What is required: Show each line of the entries below in which the word "icon" appears.

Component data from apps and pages
────────

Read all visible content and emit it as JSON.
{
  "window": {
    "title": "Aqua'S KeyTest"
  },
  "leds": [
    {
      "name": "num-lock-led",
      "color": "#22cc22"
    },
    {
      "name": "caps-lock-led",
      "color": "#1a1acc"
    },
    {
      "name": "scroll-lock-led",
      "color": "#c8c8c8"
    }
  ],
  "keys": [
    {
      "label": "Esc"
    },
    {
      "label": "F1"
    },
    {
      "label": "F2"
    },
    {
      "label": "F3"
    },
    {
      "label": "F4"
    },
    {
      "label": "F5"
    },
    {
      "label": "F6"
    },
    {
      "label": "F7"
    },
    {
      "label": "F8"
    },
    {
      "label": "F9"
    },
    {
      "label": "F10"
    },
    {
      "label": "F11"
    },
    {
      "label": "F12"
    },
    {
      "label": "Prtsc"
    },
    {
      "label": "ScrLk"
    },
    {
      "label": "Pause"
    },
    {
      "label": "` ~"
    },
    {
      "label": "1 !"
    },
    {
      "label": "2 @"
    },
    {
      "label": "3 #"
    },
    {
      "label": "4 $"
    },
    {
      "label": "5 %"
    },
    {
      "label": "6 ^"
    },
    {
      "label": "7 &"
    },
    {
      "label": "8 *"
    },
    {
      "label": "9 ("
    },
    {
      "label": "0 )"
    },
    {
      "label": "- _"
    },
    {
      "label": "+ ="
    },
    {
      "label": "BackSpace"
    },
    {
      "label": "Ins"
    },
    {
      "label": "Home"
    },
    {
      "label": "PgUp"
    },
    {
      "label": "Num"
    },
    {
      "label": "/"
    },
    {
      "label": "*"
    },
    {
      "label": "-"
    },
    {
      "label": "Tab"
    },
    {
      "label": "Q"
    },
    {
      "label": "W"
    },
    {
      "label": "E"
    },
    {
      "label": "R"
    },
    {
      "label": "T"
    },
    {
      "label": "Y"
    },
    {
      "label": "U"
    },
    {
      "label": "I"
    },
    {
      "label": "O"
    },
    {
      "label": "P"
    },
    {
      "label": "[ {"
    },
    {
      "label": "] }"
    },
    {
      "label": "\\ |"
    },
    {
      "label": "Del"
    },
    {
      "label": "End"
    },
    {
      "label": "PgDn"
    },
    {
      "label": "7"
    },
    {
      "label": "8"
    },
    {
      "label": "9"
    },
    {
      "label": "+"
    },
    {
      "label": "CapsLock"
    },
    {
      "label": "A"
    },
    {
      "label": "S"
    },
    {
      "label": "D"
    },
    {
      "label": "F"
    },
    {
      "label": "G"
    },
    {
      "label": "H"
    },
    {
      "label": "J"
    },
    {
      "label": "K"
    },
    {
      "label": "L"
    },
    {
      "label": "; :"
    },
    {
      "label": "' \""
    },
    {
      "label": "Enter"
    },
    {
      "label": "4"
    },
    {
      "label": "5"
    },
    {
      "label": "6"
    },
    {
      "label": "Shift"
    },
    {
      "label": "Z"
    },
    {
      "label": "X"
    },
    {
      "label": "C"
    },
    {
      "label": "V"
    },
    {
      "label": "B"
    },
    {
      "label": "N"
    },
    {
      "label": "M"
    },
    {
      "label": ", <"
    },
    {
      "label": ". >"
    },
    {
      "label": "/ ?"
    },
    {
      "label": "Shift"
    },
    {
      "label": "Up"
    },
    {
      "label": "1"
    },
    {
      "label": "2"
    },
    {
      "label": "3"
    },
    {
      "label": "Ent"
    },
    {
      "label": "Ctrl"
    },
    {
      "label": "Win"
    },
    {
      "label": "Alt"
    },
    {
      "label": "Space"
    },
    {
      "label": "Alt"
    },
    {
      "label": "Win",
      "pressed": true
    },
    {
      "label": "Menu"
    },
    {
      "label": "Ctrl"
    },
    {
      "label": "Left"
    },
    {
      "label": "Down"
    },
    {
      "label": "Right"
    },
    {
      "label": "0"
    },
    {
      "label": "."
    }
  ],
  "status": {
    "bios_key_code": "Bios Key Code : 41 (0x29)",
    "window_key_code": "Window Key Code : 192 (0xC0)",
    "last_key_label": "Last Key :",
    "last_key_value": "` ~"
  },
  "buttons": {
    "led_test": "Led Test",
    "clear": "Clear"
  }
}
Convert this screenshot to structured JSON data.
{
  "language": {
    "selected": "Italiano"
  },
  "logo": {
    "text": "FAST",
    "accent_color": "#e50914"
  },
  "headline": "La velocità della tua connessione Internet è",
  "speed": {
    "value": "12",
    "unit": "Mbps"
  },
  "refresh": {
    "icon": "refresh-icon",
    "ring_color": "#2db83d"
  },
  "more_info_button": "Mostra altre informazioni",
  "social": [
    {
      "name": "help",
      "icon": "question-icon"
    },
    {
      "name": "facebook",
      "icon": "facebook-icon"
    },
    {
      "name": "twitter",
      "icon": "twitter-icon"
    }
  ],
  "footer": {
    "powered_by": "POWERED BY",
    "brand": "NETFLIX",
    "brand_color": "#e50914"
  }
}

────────

Exercise answer:
    "icon": "refresh-icon",
      "icon": "question-icon"
      "icon": "facebook-icon"
      "icon": "twitter-icon"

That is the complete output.